What you have seen with your eyes do not bring hastily to court, for what will you do in the end if your neighbor puts you to shame? Proverbs 25, verse 8.
My youngest daughter has moved out. We moved her to Colorado this past weekend, where she will work and go to school now. I got home Monday after a whirlwind drive up and back, and this morning is only the second back in Texas without her in it. Of course there were many tears in parting on Saturday night, some happy tears and some sad. She made this choice, and I respect her for it; she has wanted to move back to Colorado since we left there for Texas six years ago. It’s true that I wish she hadn’t, that I wish she had wanted to stay closer to North Texas, where we could spend more time together now that she’s an adult on her own. But if she had chosen to live life based on what I want instead of what she wants, well, that wouldn’t have been right. It would have been a half-life and a compulsion instead of independence.
She’s one of the more fiercely independent people I know, and I’m thankful for that because it’s a trait that will serve her well now that she’s on her own. She’s smart, resourceful, resilient, and very attractive; she can succeed anywhere she goes. At this point in her new life ‘back home’ I hope she remembers this verse. I hope she remembers it because this is a trying time for her, what with struggling to make ends meet, remaking old relationships and forging new ones, and learning her way around an old but newly strange place before the snow flies.
I hope she remembers the verse so that she is prudent with her words and doesn’t jump to conclusions. People will do you wrong, and people will wrong her there, especially if she is alone and vulnerable. When we are genuinely wronged, or when someone genuinely hurts us, we should seek redress, even if it is in the courts. When we aren’t wronged, when there is only perception and innuendo, it becomes more difficult. The verse cautions us to not do so in haste. When things happen, it is wise to let the effect and meaning of them sink in instead of rushing to judgment or rushing for judgment. All too often, we don’t see the big picture and that causes more trouble when we make hasty judgments.
Take a couple of my friends from online. I got de-friended again, but also blocked this time and I still don’t know why. Several of my acquaintances were having an online discussion on someone’s page and brought my name into the mix. I didn’t even know about it until I went to the friend’s page. When I saw my name I posted “please leave me out of it.” I didn’t think it was inappropriate; maybe I should have just let it slide instead. Anyway, it started a series of other discussions (which I did stay out of) and a bunch of drama that ended in my being blocked. The callous part of me says “no big deal and no big loss” but they were my friends and I don’t know why it happened. I can honestly say I didn’t instigate or give them cause to do so, but it bothers me to not know. It would be very easy to speculate as to why it happened, and to pass judgment and move on in anger.
It would also be wrong, un-Christian, and inappropriate. The better approach, I see, is to sit back and watch, and to not rush to judgment.
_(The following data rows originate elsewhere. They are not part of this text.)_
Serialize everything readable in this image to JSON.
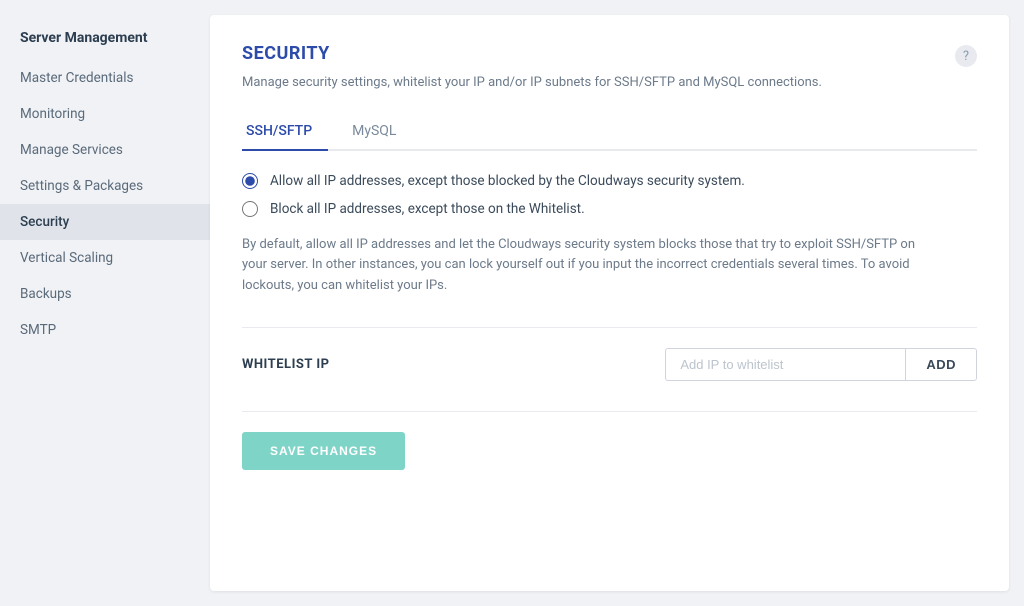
{
  "sidebar": {
    "title": "Server Management",
    "items": [
      {
        "id": "master-credentials",
        "label": "Master Credentials",
        "active": false
      },
      {
        "id": "monitoring",
        "label": "Monitoring",
        "active": false
      },
      {
        "id": "manage-services",
        "label": "Manage Services",
        "active": false
      },
      {
        "id": "settings-packages",
        "label": "Settings & Packages",
        "active": false
      },
      {
        "id": "security",
        "label": "Security",
        "active": true
      },
      {
        "id": "vertical-scaling",
        "label": "Vertical Scaling",
        "active": false
      },
      {
        "id": "backups",
        "label": "Backups",
        "active": false
      },
      {
        "id": "smtp",
        "label": "SMTP",
        "active": false
      }
    ]
  },
  "main": {
    "title": "SECURITY",
    "description": "Manage security settings, whitelist your IP and/or IP subnets for SSH/SFTP and MySQL connections.",
    "tabs": [
      {
        "id": "ssh-sftp",
        "label": "SSH/SFTP",
        "active": true
      },
      {
        "id": "mysql",
        "label": "MySQL",
        "active": false
      }
    ],
    "radio_options": [
      {
        "id": "allow-all",
        "label": "Allow all IP addresses, except those blocked by the Cloudways security system.",
        "checked": true
      },
      {
        "id": "block-all",
        "label": "Block all IP addresses, except those on the Whitelist.",
        "checked": false
      }
    ],
    "info_text": "By default, allow all IP addresses and let the Cloudways security system blocks those that try to exploit SSH/SFTP on your server. In other instances, you can lock yourself out if you input the incorrect credentials several times. To avoid lockouts, you can whitelist your IPs.",
    "whitelist": {
      "title": "WHITELIST IP",
      "input_placeholder": "Add IP to whitelist",
      "add_button_label": "ADD"
    },
    "save_button_label": "SAVE CHANGES"
  }
}
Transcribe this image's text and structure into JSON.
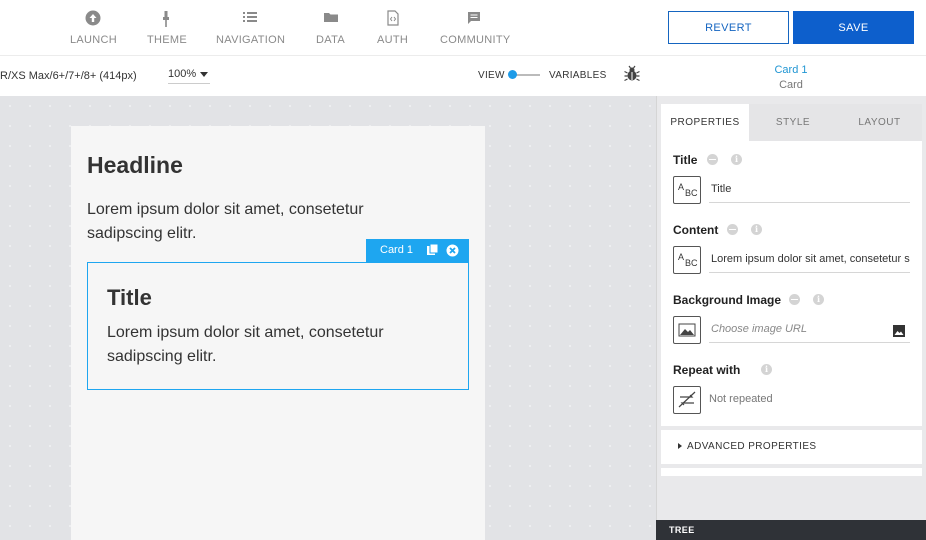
{
  "nav": [
    {
      "label": "LAUNCH",
      "icon": "upload-circle-icon"
    },
    {
      "label": "THEME",
      "icon": "brush-icon"
    },
    {
      "label": "NAVIGATION",
      "icon": "list-icon"
    },
    {
      "label": "DATA",
      "icon": "folder-icon"
    },
    {
      "label": "AUTH",
      "icon": "code-file-icon"
    },
    {
      "label": "COMMUNITY",
      "icon": "chat-icon"
    }
  ],
  "actions": {
    "revert_label": "REVERT",
    "save_label": "SAVE"
  },
  "toolbar": {
    "device": "R/XS Max/6+/7+/8+ (414px)",
    "zoom": "100%",
    "view_label": "VIEW",
    "variables_label": "VARIABLES"
  },
  "selection": {
    "name": "Card 1",
    "type": "Card"
  },
  "screen": {
    "headline": "Headline",
    "body": "Lorem ipsum dolor sit amet, consetetur sadipscing elitr.",
    "card": {
      "tag": "Card 1",
      "title": "Title",
      "content": "Lorem ipsum dolor sit amet, consetetur sadipscing elitr."
    }
  },
  "panel": {
    "tabs": [
      "PROPERTIES",
      "STYLE",
      "LAYOUT"
    ],
    "active_tab": "PROPERTIES",
    "props": {
      "title_label": "Title",
      "title_value": "Title",
      "content_label": "Content",
      "content_value": "Lorem ipsum dolor sit amet, consetetur sadipscing elitr.",
      "bg_label": "Background Image",
      "bg_placeholder": "Choose image URL",
      "repeat_label": "Repeat with",
      "repeat_value": "Not repeated"
    },
    "advanced_label": "ADVANCED PROPERTIES",
    "tree_label": "TREE"
  },
  "colors": {
    "accent": "#1ea6f0",
    "save": "#0d5fcc",
    "revert": "#1565c0"
  }
}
God doesn’t rush to judgment; why should I? I’m sure my friends had good reason for what they did. I’ll trust that God leads them as He does and that things generally work out for the best anyway.
I’ll trust that for Youngest Daughter as well. I hope she heeds the words of the verse, just as I hope she carves out some private time for her and God in His Word at this time. When times get tough – and they will – I know she’ll find strength and comfort in that. Absorbing His Word builds patience and wisdom. It helps us to be shrewd and discerning instead of reactionary and emotional. She’s moved out and is moving on. Moving in His direction will never lead her wrong.